Your task » Retrieve every line from the records in which the word "JSON" occurs.

Data provided »

━━━━

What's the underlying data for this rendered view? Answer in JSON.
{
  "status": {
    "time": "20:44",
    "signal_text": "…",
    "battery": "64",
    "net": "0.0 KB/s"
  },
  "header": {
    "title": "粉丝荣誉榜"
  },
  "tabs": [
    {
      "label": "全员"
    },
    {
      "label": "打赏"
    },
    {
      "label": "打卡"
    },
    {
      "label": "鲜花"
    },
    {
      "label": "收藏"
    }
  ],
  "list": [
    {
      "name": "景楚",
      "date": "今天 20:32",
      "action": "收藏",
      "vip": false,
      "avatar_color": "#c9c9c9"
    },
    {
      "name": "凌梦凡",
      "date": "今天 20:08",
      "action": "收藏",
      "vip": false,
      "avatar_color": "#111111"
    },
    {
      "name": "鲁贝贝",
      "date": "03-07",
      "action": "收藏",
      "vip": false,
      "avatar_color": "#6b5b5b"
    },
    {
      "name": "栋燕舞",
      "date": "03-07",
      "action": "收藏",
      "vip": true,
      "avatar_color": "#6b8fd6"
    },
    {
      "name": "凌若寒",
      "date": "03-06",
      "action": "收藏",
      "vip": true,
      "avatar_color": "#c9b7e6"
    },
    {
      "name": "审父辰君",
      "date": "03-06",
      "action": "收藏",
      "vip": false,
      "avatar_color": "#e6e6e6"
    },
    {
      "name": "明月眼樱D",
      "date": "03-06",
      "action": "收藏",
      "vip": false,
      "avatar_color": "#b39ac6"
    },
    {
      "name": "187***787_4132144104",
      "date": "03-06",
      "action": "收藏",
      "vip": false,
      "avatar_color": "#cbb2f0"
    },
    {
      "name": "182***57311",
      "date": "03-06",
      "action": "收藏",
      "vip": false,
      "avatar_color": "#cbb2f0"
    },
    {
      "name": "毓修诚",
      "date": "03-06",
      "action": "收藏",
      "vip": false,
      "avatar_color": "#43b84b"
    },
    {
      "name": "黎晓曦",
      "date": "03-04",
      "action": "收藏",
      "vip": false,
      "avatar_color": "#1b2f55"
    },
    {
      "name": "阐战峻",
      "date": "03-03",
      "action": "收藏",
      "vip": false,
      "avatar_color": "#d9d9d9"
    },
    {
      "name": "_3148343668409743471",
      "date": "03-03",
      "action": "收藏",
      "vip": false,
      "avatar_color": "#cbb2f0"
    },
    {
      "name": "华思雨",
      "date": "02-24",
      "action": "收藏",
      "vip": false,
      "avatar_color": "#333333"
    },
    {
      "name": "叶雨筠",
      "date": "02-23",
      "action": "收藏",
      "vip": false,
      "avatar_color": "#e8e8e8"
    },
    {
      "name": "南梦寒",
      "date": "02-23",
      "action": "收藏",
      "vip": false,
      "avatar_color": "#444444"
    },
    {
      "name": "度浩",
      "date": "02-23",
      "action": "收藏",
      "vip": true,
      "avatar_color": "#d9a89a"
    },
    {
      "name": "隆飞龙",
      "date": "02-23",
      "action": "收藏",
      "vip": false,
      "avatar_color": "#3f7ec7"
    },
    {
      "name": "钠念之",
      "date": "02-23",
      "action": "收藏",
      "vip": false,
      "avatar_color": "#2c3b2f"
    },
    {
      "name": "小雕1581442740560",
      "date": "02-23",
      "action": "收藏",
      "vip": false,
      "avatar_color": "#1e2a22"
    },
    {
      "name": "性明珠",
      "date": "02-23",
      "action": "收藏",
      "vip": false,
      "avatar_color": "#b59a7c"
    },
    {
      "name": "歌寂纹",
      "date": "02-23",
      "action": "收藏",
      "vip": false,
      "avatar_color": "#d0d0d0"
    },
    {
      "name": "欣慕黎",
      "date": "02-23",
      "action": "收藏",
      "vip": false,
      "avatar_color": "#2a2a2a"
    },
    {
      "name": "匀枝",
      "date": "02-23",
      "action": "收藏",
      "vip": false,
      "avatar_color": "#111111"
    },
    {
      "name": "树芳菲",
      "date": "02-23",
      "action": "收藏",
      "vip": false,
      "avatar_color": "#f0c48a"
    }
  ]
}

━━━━

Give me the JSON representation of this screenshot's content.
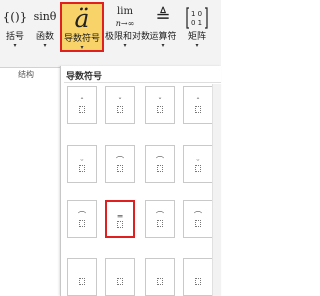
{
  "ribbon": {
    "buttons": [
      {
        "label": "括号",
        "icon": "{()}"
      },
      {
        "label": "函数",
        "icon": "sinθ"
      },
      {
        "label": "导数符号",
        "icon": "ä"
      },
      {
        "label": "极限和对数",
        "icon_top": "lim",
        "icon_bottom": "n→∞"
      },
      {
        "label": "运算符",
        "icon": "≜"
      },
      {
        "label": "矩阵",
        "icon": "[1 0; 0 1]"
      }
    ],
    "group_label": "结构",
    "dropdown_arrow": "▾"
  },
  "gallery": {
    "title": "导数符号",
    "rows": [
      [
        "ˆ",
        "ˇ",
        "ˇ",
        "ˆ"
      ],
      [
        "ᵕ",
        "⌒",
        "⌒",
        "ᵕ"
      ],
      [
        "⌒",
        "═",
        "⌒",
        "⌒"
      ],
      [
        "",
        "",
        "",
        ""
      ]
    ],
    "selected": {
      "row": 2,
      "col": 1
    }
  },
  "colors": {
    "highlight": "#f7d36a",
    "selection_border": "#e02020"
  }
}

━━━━

Result for this task »
What's the underlying data for this rendered view? Answer in JSON.
Give me the JSON representation of this screenshot's content.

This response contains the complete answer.